In a Phase I Environmental Site Assessment Report created by Gulf South Associates’ Kevin McMahon, the property, located at 210 Crosby Street, “is comprised of six parcels totaling approximately 28 acres located on the south side of Palestine Road, Crosby Street, and Wisteria Lane, and the north side of Davis Street in a mixed-use commercial, industrial, and residential area within the Picayune city limits. According to the Pearl River County Tax Assessor, ownership in the subject parcels is currently vested in Sunbelt Coatings, Inc. in care of the Sherwin Williams Tax Department.”
Two council members, Wayne Gouguet and Tammy Valente, have both spoken up about their concerns if the city should take the property. Their concerns are validated in the report which casts doubt the property is free from contaminants.
The report states. “The identification of recognized environmental conditions in connection with the subject property may impose an environmental liability on owners or operators of the site, reduce the value of the site, or restrict the use or marketability of the site, and therefore, further investigation may be warranted to evaluate the scope and extent of potential environmental liabilities.”
Both Valente and Gouguet do not want the city to acquire the property and later learn the property will require cleanup activities due to the presence of hazardous materials that could cost the city a lot of money. Both are hopeful other city leaders will not vote to accept the ‘free’ property and instead wait for a Phase II inspection to be performed and report generated to ensure the city will not have any liability of contaminants should it accept the property.
Councilman Gouguet has many concerns about the city taking this property.
“Brown field sites are a complicated issue. EPA/MSDEQ want the city to take the property, but probably are not representing our best interests, but their own interest. My contact in DEQ told me the contamination from the Valspar activity was outside the superfund SOW and was not evaluated. I believe the Phase I report bears that out. I still have concerns if we do not have a good handle on the extent of and severity of the contamination on the property, how do we risk exposing city workers?”

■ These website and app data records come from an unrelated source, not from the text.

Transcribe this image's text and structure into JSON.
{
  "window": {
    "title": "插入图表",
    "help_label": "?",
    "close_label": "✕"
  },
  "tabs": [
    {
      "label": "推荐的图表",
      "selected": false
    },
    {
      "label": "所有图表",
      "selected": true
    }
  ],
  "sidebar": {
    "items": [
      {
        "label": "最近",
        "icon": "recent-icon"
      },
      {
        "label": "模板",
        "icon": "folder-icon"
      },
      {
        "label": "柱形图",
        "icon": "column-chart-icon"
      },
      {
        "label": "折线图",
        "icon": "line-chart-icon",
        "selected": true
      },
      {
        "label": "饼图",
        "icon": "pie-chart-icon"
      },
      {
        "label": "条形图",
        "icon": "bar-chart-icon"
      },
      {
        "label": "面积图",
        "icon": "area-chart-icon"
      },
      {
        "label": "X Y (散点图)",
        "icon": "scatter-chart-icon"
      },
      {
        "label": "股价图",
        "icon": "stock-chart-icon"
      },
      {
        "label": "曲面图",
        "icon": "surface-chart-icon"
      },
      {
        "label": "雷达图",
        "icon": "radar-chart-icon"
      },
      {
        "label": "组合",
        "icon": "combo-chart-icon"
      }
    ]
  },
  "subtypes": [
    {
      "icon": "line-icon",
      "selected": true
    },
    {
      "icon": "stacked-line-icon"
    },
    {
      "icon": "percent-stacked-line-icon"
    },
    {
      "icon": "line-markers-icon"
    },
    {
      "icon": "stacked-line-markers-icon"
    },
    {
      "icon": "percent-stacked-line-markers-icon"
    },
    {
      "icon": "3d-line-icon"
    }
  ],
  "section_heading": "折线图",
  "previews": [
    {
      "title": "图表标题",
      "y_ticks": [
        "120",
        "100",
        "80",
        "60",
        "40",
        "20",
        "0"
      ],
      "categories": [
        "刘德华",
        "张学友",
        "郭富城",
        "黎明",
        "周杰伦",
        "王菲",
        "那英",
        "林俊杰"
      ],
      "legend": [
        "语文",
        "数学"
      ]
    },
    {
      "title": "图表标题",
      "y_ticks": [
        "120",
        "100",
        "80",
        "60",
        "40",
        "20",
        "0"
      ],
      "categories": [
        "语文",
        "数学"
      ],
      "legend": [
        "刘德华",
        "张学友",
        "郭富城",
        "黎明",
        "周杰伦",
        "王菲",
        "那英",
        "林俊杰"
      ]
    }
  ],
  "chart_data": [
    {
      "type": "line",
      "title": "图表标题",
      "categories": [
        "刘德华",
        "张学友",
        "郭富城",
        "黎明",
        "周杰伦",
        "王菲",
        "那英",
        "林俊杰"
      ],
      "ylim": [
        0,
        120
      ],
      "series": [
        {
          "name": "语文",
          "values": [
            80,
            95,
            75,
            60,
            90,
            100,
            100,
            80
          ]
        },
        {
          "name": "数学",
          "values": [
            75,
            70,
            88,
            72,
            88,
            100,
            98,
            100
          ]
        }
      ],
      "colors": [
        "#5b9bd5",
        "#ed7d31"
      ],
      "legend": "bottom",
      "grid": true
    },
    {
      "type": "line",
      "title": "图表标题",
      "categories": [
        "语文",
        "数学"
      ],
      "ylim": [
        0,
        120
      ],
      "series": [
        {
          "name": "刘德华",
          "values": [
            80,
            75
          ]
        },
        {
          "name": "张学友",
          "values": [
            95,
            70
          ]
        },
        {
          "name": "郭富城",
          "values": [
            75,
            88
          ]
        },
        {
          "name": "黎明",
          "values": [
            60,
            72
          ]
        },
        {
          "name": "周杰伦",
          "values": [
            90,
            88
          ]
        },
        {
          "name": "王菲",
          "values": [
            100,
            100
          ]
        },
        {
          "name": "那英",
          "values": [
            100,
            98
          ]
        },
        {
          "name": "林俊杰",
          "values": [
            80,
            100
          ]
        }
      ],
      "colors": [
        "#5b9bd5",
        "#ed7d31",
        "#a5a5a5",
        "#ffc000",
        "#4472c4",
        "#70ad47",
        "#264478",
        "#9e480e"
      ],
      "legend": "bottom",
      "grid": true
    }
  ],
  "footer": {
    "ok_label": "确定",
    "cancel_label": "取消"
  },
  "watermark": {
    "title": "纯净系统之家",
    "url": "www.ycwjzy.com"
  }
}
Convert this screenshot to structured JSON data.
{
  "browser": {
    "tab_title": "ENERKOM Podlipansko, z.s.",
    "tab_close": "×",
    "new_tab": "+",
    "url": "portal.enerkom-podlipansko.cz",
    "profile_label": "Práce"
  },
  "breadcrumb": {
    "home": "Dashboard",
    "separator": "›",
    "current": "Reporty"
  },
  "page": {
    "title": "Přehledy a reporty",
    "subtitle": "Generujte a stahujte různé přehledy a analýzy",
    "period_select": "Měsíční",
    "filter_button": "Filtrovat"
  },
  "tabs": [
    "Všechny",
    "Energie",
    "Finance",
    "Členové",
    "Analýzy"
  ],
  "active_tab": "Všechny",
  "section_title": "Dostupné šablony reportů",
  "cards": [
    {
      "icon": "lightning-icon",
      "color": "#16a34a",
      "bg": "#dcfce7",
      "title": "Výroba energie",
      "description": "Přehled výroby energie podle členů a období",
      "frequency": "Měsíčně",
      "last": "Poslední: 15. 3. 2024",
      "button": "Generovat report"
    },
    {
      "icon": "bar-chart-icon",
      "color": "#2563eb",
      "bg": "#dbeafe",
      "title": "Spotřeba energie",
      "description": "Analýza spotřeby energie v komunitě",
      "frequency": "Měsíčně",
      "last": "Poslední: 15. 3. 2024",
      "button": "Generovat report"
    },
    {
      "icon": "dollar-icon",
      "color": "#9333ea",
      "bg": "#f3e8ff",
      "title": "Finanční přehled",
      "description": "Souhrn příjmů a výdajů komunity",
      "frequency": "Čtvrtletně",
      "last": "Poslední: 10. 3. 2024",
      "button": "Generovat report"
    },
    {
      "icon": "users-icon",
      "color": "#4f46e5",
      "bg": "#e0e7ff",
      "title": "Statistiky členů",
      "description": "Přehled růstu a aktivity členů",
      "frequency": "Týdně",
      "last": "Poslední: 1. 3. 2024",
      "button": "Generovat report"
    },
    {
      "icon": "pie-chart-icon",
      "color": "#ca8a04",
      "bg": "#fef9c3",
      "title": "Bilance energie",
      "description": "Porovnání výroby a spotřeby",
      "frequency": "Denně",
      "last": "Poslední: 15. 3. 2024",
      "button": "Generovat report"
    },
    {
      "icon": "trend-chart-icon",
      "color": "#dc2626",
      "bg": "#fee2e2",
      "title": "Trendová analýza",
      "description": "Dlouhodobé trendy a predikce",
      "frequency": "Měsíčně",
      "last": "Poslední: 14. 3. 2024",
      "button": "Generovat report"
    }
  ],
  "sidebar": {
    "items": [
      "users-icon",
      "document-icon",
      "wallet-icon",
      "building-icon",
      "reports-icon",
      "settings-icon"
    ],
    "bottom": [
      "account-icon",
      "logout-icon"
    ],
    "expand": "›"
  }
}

The Superfund cleanup at the old Picayune Wood Treating Superfund site does not include the Valspar property according to information on the state’s MDEQ site.

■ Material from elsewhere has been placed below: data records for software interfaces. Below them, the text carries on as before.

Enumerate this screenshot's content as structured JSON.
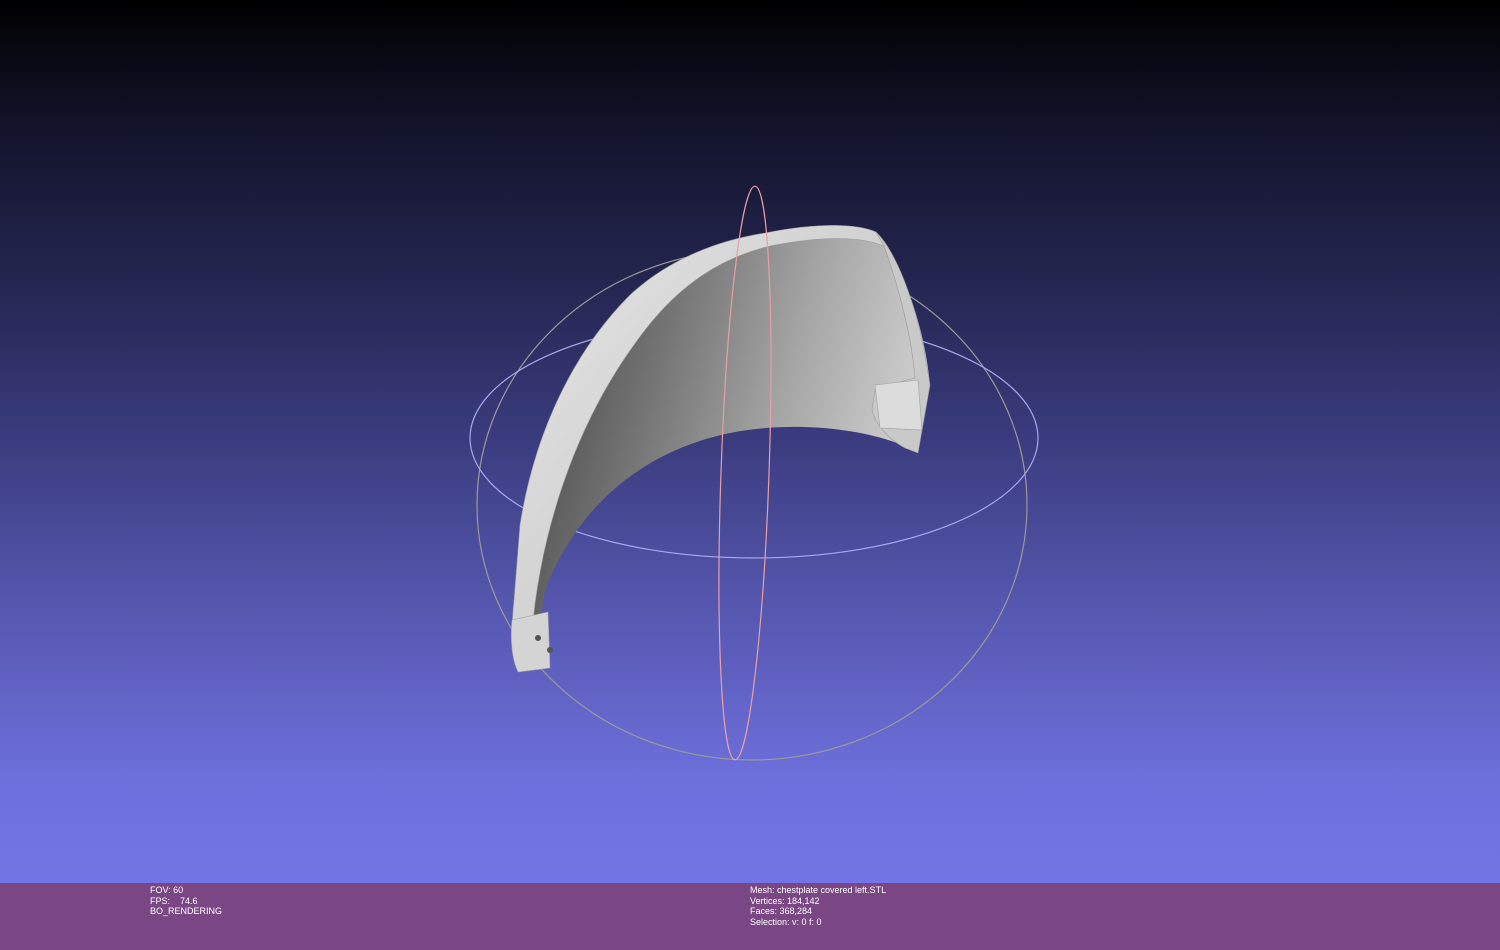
{
  "viewer": {
    "mesh_name": "chestplate covered left.STL"
  },
  "status_left": {
    "fov": "FOV: 60",
    "fps": "FPS:    74.6",
    "render_mode": "BO_RENDERING"
  },
  "status_right": {
    "mesh": "Mesh: chestplate covered left.STL",
    "vertices": "Vertices: 184,142",
    "faces": "Faces: 368,284",
    "selection": "Selection: v: 0 f: 0"
  },
  "colors": {
    "info_bar": "#7a4684",
    "trackball_x": "#e8a0a8",
    "trackball_y": "#a8a8f0",
    "trackball_z": "#9a9a9a",
    "mesh": "#d8d8d8"
  },
  "icons": {
    "trackball": "trackball-gizmo",
    "mesh": "mesh-model"
  }
}
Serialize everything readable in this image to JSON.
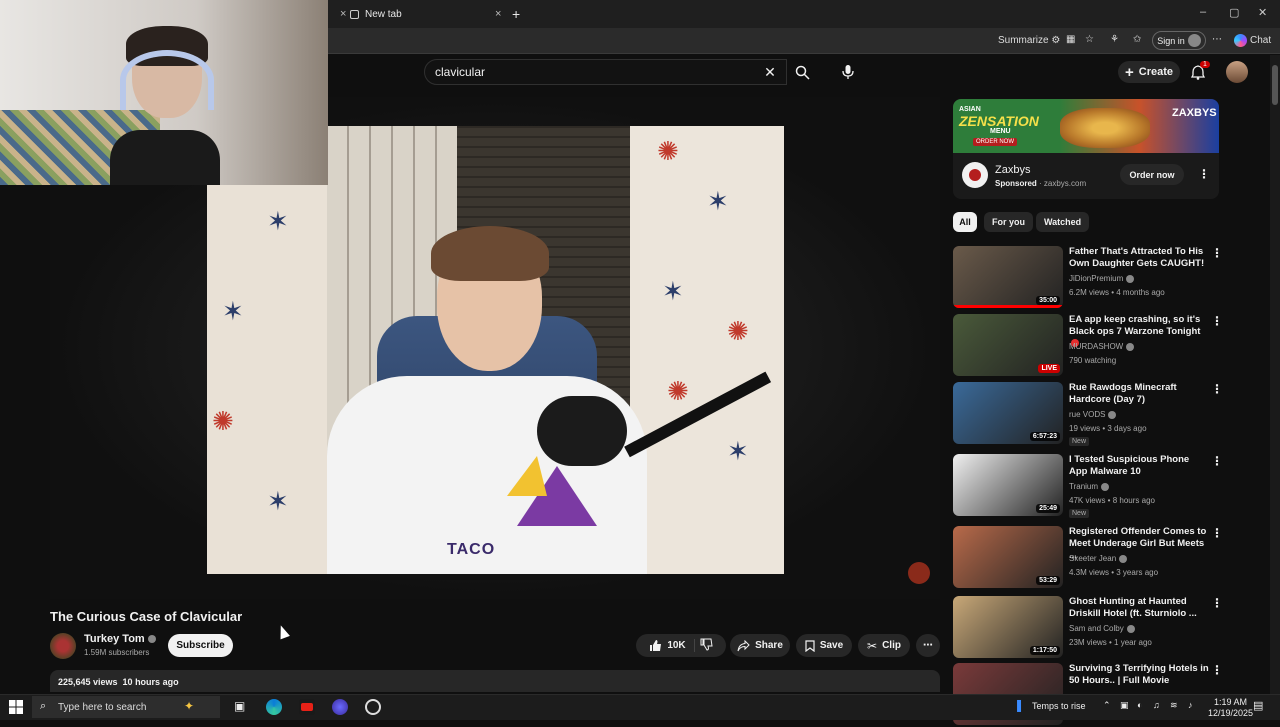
{
  "browser": {
    "tab_label": "New tab",
    "tab_close": "×",
    "new_tab": "+",
    "summarize": "Summarize",
    "sign_in": "Sign in",
    "chat": "Chat",
    "window_min": "–",
    "window_max": "▢",
    "window_close": "✕"
  },
  "header": {
    "search_value": "clavicular",
    "create_label": "Create",
    "notification_count": "1"
  },
  "video": {
    "title": "The Curious Case of Clavicular",
    "overlay_text": "TACO"
  },
  "channel": {
    "name": "Turkey Tom",
    "subscribers": "1.59M subscribers",
    "subscribe_label": "Subscribe"
  },
  "actions": {
    "likes": "10K",
    "share": "Share",
    "save": "Save",
    "clip": "Clip",
    "more": "⋯"
  },
  "description": {
    "stats": "225,645 views  10 hours ago"
  },
  "ad": {
    "banner_sub": "ASIAN",
    "banner_title": "ZENSATION",
    "banner_menu": "MENU",
    "banner_order": "ORDER NOW",
    "banner_brand": "ZAXBYS",
    "name": "Zaxbys",
    "sponsored": "Sponsored",
    "domain": " · zaxbys.com",
    "cta": "Order now"
  },
  "chips": [
    "All",
    "For you",
    "Watched"
  ],
  "recommendations": [
    {
      "title": "Father That's Attracted To His Own Daughter Gets CAUGHT!",
      "channel": "JiDionPremium",
      "meta": "6.2M views • 4 months ago",
      "duration": "35:00",
      "live": false,
      "new": false,
      "progress": 1.0,
      "thumb_color": "#6a5a4a"
    },
    {
      "title": "EA app keep crashing, so it's Black ops 7 Warzone Tonight",
      "channel": "MURDASHOW",
      "meta": "790 watching",
      "duration": "LIVE",
      "live": true,
      "new": false,
      "progress": 0,
      "thumb_color": "#4a5a3a"
    },
    {
      "title": "Rue Rawdogs Minecraft Hardcore (Day 7)",
      "channel": "rue VODS",
      "meta": "19 views • 3 days ago",
      "duration": "6:57:23",
      "live": false,
      "new": true,
      "new_label": "New",
      "progress": 0,
      "thumb_color": "#3a6a9a"
    },
    {
      "title": "I Tested Suspicious Phone App Malware 10",
      "channel": "Tranium",
      "meta": "47K views • 8 hours ago",
      "duration": "25:49",
      "live": false,
      "new": true,
      "new_label": "New",
      "progress": 0,
      "thumb_color": "#f0f0f0"
    },
    {
      "title": "Registered Offender Comes to Meet Underage Girl But Meets ...",
      "channel": "Skeeter Jean",
      "meta": "4.3M views • 3 years ago",
      "duration": "53:29",
      "live": false,
      "new": false,
      "progress": 0,
      "thumb_color": "#b86a4a"
    },
    {
      "title": "Ghost Hunting at Haunted Driskill Hotel (ft. Sturniolo ...",
      "channel": "Sam and Colby",
      "meta": "23M views • 1 year ago",
      "duration": "1:17:50",
      "live": false,
      "new": false,
      "progress": 0,
      "thumb_color": "#c8a878"
    },
    {
      "title": "Surviving 3 Terrifying Hotels in 50 Hours.. | Full Movie",
      "channel": "",
      "meta": "",
      "duration": "",
      "live": false,
      "new": false,
      "progress": 0,
      "thumb_color": "#7a3a3a"
    }
  ],
  "taskbar": {
    "search_placeholder": "Type here to search",
    "weather": "Temps to rise",
    "time": "1:19 AM",
    "date": "12/19/2025"
  }
}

Valente stated, “We need more information and a Phase II assessment is a good start toward that diligence. There are a lot of details we need to make sure we have all of the data to support our decision. This decision has to be for the well-being for the city of Picayune, its residents, and our city employees.”